- _AIM OF THE EXERCISE_
Select all lines in the records that include "Deact".

- _GIVEN INFORMATION_
---------------

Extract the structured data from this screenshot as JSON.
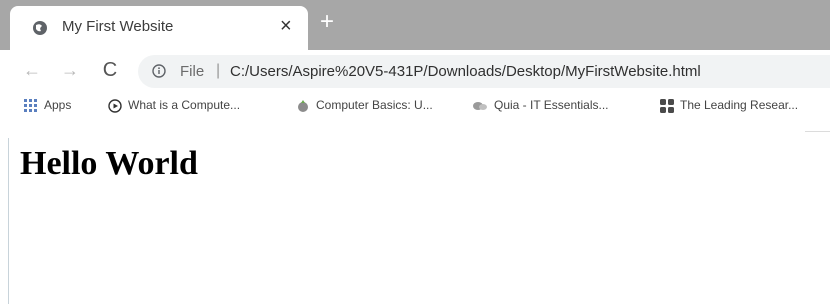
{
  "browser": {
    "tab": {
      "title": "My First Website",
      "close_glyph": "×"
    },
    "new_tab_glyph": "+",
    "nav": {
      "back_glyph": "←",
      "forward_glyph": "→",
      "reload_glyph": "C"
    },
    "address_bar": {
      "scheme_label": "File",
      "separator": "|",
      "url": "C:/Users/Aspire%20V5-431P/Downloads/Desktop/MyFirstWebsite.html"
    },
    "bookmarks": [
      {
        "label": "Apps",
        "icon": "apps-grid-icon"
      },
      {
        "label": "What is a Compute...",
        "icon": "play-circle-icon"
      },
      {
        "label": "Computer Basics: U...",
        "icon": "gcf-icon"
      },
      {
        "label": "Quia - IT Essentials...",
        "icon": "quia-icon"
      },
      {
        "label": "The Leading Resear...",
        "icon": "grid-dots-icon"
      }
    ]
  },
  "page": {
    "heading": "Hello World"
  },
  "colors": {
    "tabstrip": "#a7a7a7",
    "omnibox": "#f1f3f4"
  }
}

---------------

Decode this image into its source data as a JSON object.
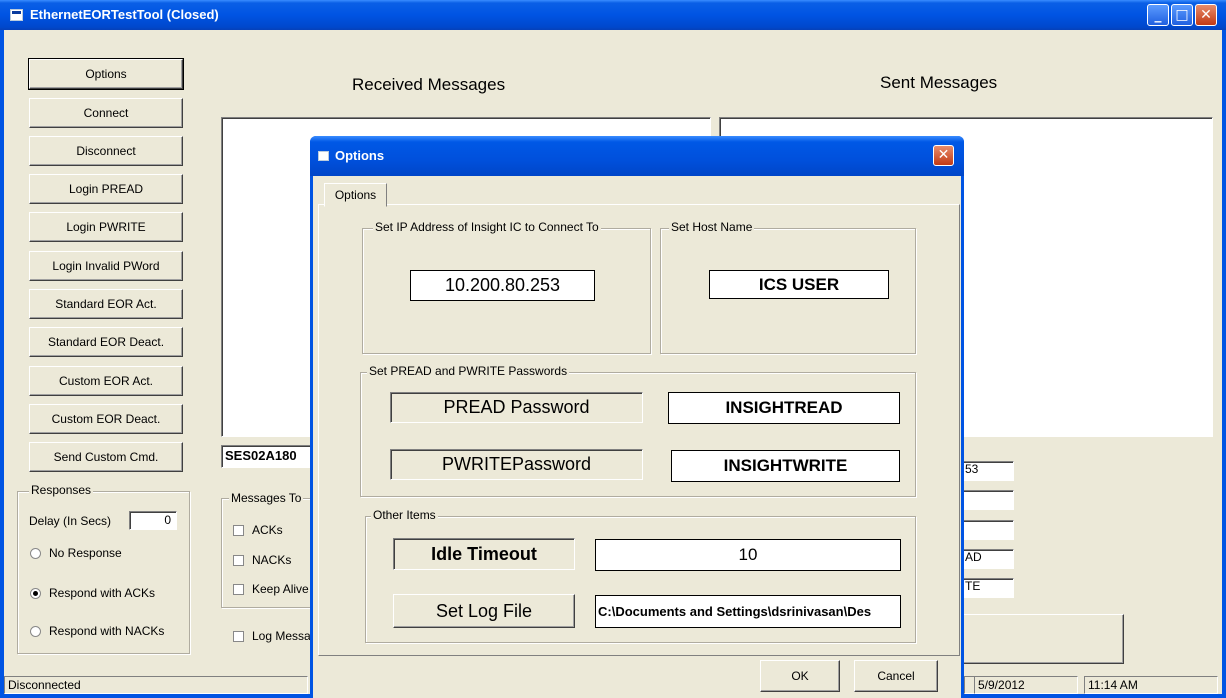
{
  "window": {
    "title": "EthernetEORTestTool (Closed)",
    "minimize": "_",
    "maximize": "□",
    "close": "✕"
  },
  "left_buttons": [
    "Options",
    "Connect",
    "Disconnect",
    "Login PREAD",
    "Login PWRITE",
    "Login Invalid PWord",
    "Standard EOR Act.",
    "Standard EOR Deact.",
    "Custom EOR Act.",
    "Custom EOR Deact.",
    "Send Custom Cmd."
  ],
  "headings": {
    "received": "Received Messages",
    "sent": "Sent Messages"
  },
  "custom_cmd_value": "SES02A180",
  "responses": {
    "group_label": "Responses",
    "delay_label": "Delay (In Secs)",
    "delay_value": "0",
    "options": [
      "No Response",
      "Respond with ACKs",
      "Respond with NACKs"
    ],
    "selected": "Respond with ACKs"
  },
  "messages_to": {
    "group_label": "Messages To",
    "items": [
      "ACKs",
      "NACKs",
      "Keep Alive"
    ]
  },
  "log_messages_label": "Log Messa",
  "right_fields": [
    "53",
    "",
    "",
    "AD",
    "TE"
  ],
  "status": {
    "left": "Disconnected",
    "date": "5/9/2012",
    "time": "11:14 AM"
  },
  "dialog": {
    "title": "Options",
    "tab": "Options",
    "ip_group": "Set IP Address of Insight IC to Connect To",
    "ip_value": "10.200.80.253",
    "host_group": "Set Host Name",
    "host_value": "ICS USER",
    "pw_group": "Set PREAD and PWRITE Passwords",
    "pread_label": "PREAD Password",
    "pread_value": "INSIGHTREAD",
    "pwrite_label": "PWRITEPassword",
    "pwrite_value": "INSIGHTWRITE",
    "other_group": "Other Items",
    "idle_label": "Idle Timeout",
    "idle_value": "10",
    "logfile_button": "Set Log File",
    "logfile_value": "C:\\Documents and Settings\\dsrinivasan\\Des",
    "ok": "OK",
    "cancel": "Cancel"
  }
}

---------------

- _RESPONSE TO THE EXERCISE_
    "Standard EOR Deact.",
    "Custom EOR Deact.",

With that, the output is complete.